I'm not trying to suggest that resource constraints are ignored. The realities of socialized housing, healthcare, and sustenance make the ethics of resource allocation unavoidable. What I want to point out though is that of all the grand works of ethics we currently have to rely on, and discuss the individual merits of - liberalism vs. egalitarianism, collective consequentialism, and so on - are all built out of an abstract conception of what man and his rights consist in, and only then from this conception does the ethicist attempt to engage with the hard issues of limits on growth.

For instance, Locke builds his system of values from the notion that a man holds the same rights over himself as he does any of his property; Rawls begins from a similar egalitarian view, where the talents or deficiencies of the individuals in a group are unknown, thus the best way to achieve the maximal good for all is to distribute resources in a fair manner.

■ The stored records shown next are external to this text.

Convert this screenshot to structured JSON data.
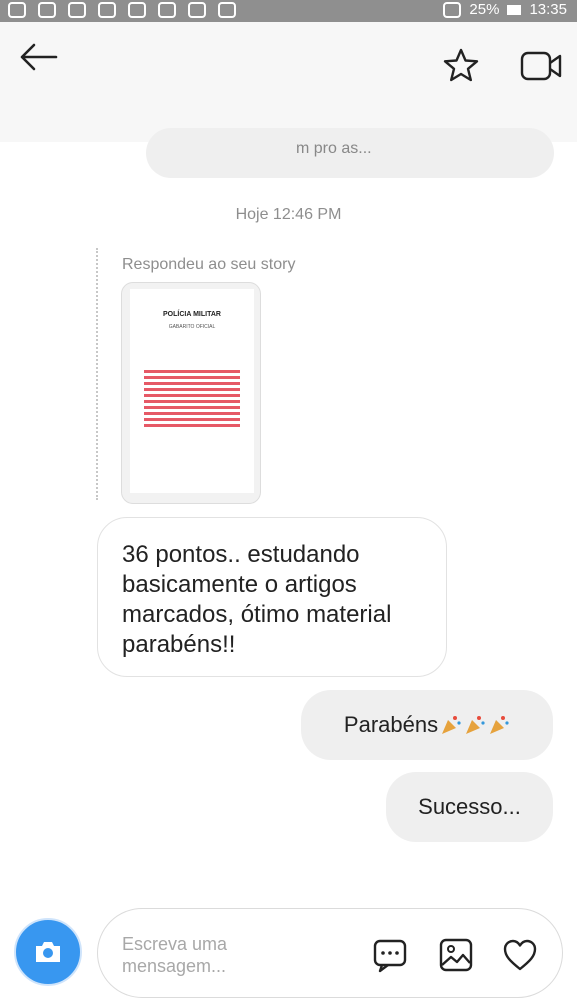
{
  "status_bar": {
    "battery": "25%",
    "time": "13:35",
    "icons": [
      "message-icon",
      "facebook-icon",
      "instagram-icon",
      "instagram-icon",
      "instagram-icon",
      "mute-icon",
      "alarm-icon",
      "wifi-icon",
      "sim-icon",
      "signal-icon",
      "signal-icon",
      "battery-icon"
    ]
  },
  "header": {
    "back_icon": "back-arrow-icon",
    "favorite_icon": "star-icon",
    "video_icon": "video-call-icon",
    "preview_text": "m pro as..."
  },
  "conversation": {
    "timestamp": "Hoje 12:46 PM",
    "story_reply": {
      "label": "Respondeu ao seu story",
      "thumb_title": "POLÍCIA MILITAR",
      "thumb_subtitle": "GABARITO OFICIAL"
    },
    "messages": [
      {
        "from": "them",
        "text": "36 pontos.. estudando basicamente o artigos marcados, ótimo material parabéns!!"
      },
      {
        "from": "me",
        "text": "Parabéns",
        "emoji": "party-popper-icon ×3"
      },
      {
        "from": "me",
        "text": "Sucesso..."
      }
    ]
  },
  "composer": {
    "placeholder": "Escreva uma mensagem...",
    "camera_icon": "camera-icon",
    "sticker_icon": "sticker-icon",
    "gallery_icon": "gallery-icon",
    "like_icon": "heart-icon"
  },
  "colors": {
    "accent": "#3897f0",
    "bubble_out": "#efefef",
    "bubble_in_border": "#e2e2e2",
    "muted_text": "#8e8e8e"
  }
}
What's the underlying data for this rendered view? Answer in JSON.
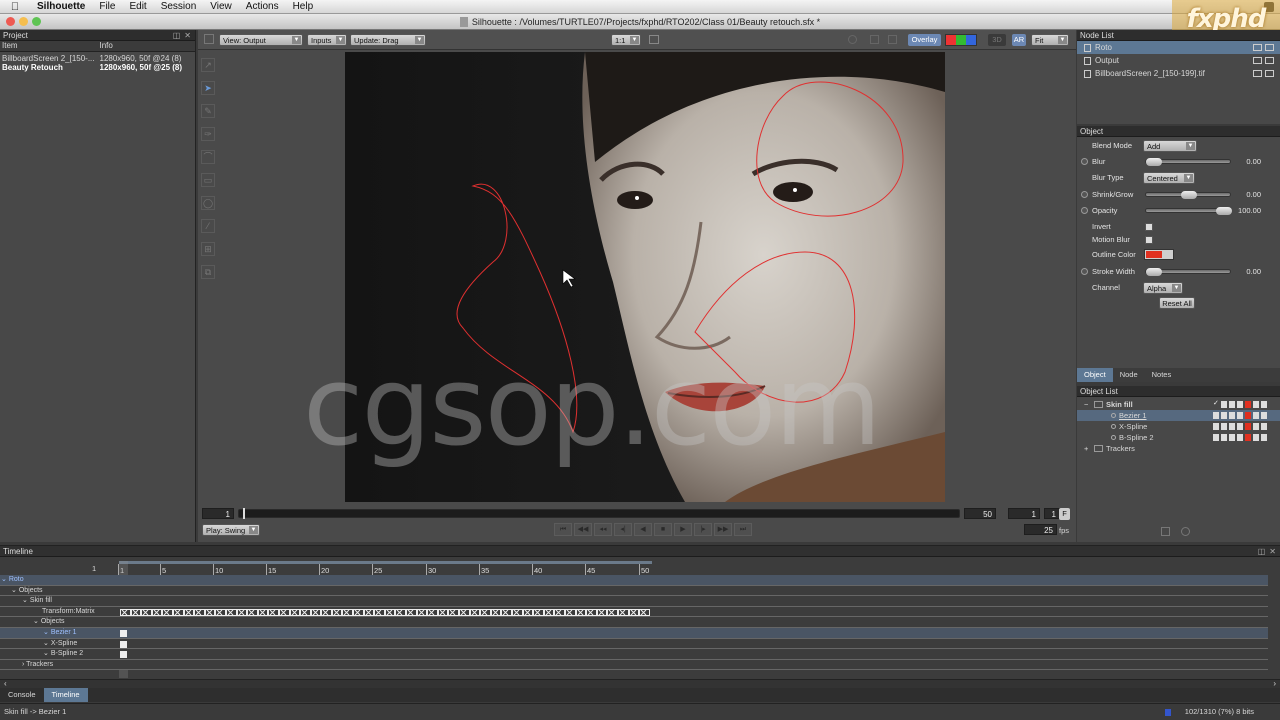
{
  "menubar": {
    "app": "Silhouette",
    "items": [
      "File",
      "Edit",
      "Session",
      "View",
      "Actions",
      "Help"
    ]
  },
  "window": {
    "title": "Silhouette : /Volumes/TURTLE07/Projects/fxphd/RTO202/Class 01/Beauty retouch.sfx *"
  },
  "brand": {
    "logo_text": "fxphd"
  },
  "project": {
    "title": "Project",
    "columns": [
      "Item",
      "Info"
    ],
    "rows": [
      {
        "item": "BillboardScreen 2_[150-...",
        "info": "1280x960, 50f @24 (8)"
      },
      {
        "item": "Beauty Retouch",
        "info": "1280x960, 50f @25 (8)"
      }
    ]
  },
  "viewer": {
    "view_drop": "View: Output",
    "inputs_drop": "Inputs",
    "update_drop": "Update: Drag",
    "zoom_drop": "1:1",
    "overlay": "Overlay",
    "three_d": "3D",
    "ar": "AR",
    "fit_drop": "Fit",
    "watermark": "cgsop.com",
    "start_frame": "1",
    "end_frame": "50",
    "current_frame": "1",
    "step": "1",
    "f_label": "F",
    "play_mode": "Play: Swing",
    "fps_value": "25",
    "fps_label": "fps"
  },
  "node_list": {
    "title": "Node List",
    "nodes": [
      "Roto",
      "Output",
      "BillboardScreen 2_[150-199].tif"
    ]
  },
  "object": {
    "title": "Object",
    "blend_mode_label": "Blend Mode",
    "blend_mode": "Add",
    "blur_label": "Blur",
    "blur_value": "0.00",
    "blur_type_label": "Blur Type",
    "blur_type": "Centered",
    "shrink_label": "Shrink/Grow",
    "shrink_value": "0.00",
    "opacity_label": "Opacity",
    "opacity_value": "100.00",
    "invert_label": "Invert",
    "motion_blur_label": "Motion Blur",
    "outline_label": "Outline Color",
    "outline_color": "#e03020",
    "stroke_label": "Stroke Width",
    "stroke_value": "0.00",
    "channel_label": "Channel",
    "channel": "Alpha",
    "reset": "Reset All",
    "tabs": [
      "Object",
      "Node",
      "Notes"
    ]
  },
  "object_list": {
    "title": "Object List",
    "items": [
      {
        "name": "Skin fill",
        "level": 1
      },
      {
        "name": "Bezier 1",
        "level": 2
      },
      {
        "name": "X-Spline",
        "level": 2
      },
      {
        "name": "B-Spline 2",
        "level": 2
      },
      {
        "name": "Trackers",
        "level": 1
      }
    ]
  },
  "timeline": {
    "title": "Timeline",
    "start": "1",
    "ticks": [
      "1",
      "5",
      "10",
      "15",
      "20",
      "25",
      "30",
      "35",
      "40",
      "45",
      "50"
    ],
    "rows": [
      "Roto",
      "Objects",
      "Skin fill",
      "Transform:Matrix",
      "Objects",
      "Bezier 1",
      "X-Spline",
      "B-Spline 2",
      "Trackers"
    ]
  },
  "bottom_tabs": [
    "Console",
    "Timeline"
  ],
  "status": {
    "left": "Skin fill -> Bezier 1",
    "right": "102/1310 (7%) 8 bits"
  },
  "colors": {
    "accent": "#5d7894",
    "spline": "#e03030",
    "panel": "#484848"
  }
}
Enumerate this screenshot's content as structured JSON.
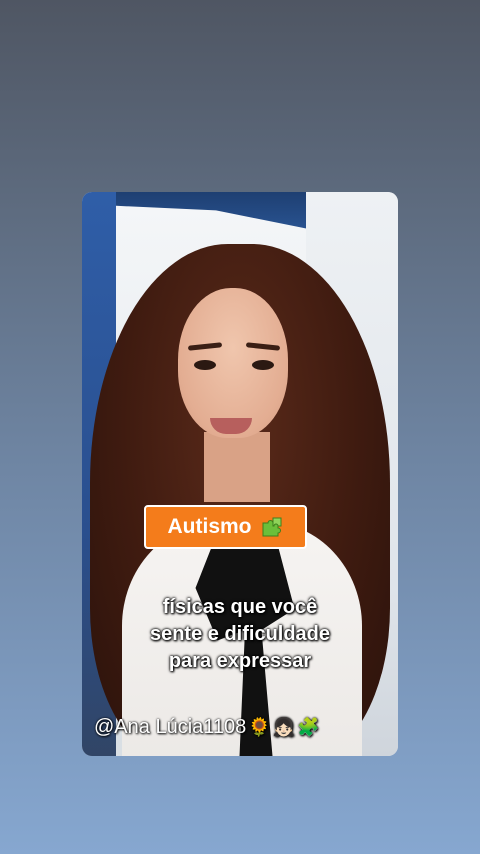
{
  "story": {
    "tag": {
      "label": "Autismo",
      "icon": "puzzle-icon",
      "color": "#f47c1b"
    },
    "caption": {
      "lines": [
        "físicas que você",
        "sente e dificuldade",
        "para expressar"
      ]
    },
    "handle": {
      "text": "@Ana Lúcia1108",
      "emojis": [
        "🌻",
        "👧🏻",
        "🧩"
      ]
    }
  }
}
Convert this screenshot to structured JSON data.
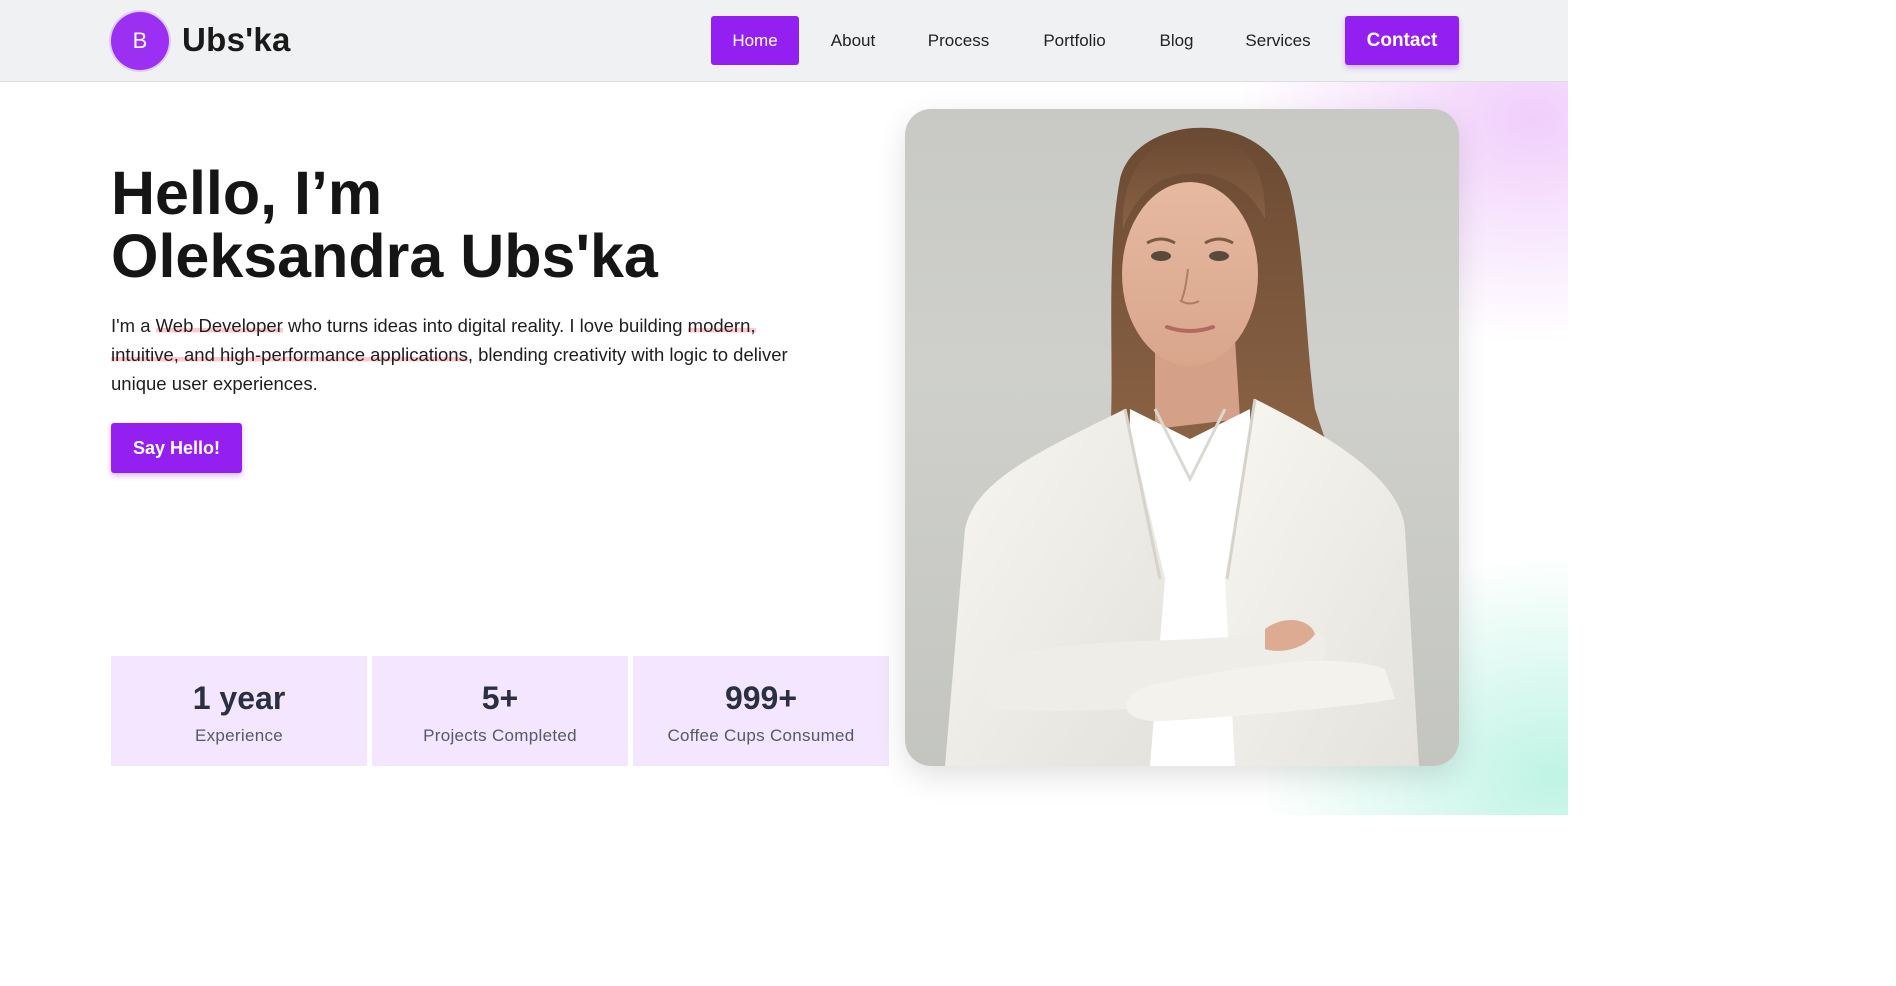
{
  "header": {
    "logo_letter": "B",
    "brand": "Ubs'ka",
    "nav": [
      {
        "label": "Home",
        "active": true
      },
      {
        "label": "About",
        "active": false
      },
      {
        "label": "Process",
        "active": false
      },
      {
        "label": "Portfolio",
        "active": false
      },
      {
        "label": "Blog",
        "active": false
      },
      {
        "label": "Services",
        "active": false
      }
    ],
    "contact_label": "Contact"
  },
  "hero": {
    "title_line1": "Hello, I’m",
    "title_line2": "Oleksandra Ubs'ka",
    "desc_part1": "I'm a ",
    "desc_highlight1": "Web Developer",
    "desc_part2": " who turns ideas into digital reality. I love building ",
    "desc_highlight2": "modern, intuitive, and high-performance applications",
    "desc_part3": ", blending creativity with logic to deliver unique user experiences.",
    "cta_label": "Say Hello!"
  },
  "stats": [
    {
      "value": "1 year",
      "label": "Experience"
    },
    {
      "value": "5+",
      "label": "Projects Completed"
    },
    {
      "value": "999+",
      "label": "Coffee Cups Consumed"
    }
  ],
  "colors": {
    "accent": "#9320f0",
    "stat_bg": "#f3e6fe",
    "header_bg": "#f0f1f3",
    "highlight": "#ffc9d0"
  }
}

But life, as we know, is not fair. There may easily come a point in our future where the vital necessities of life are neither as plentiful as they are now nor as available. Perhaps we’ll invent a new need, or new benefit, which can only be filled for a billion- not seven. I cannot bring myself to accept a theory of ethics that relies on the blind fortune of lottery to achieve “fairness,” because this seems the exact opposite of fair - judging a person worthy of a benefit over his neighbor on the basis of an arbitrary rule.

This is why I believe that to begin constructing ethics, if we want to begin from a conception of human right, then we need to start not from the nature of man in a vacuum, but of the nature of men in conflict. Ethics, by and large, is not there to prescribe how we ought to live when we are alone, but how we ought to conduct ourselves in dealing with others. It is primarily a means of resolving our interpersonal conflicts by appeal to Reason, rather than by an appeal to the whims of God, Men, or dice.

So how could we begin otherwise than by starting from the essential conflict of life? Here's the scenario I want to begin with, and which we can easily imagine: A woman in the desert comes upon two men, alone, fit, but thirsty. She has the last bottle of water for miles, and knows the way to her home where everyone may survive.

There is only enough water for two to make the trip. Whoever is left without water will perish, horribly, from thirst and baked by the sun.

What's the ethical thing to do?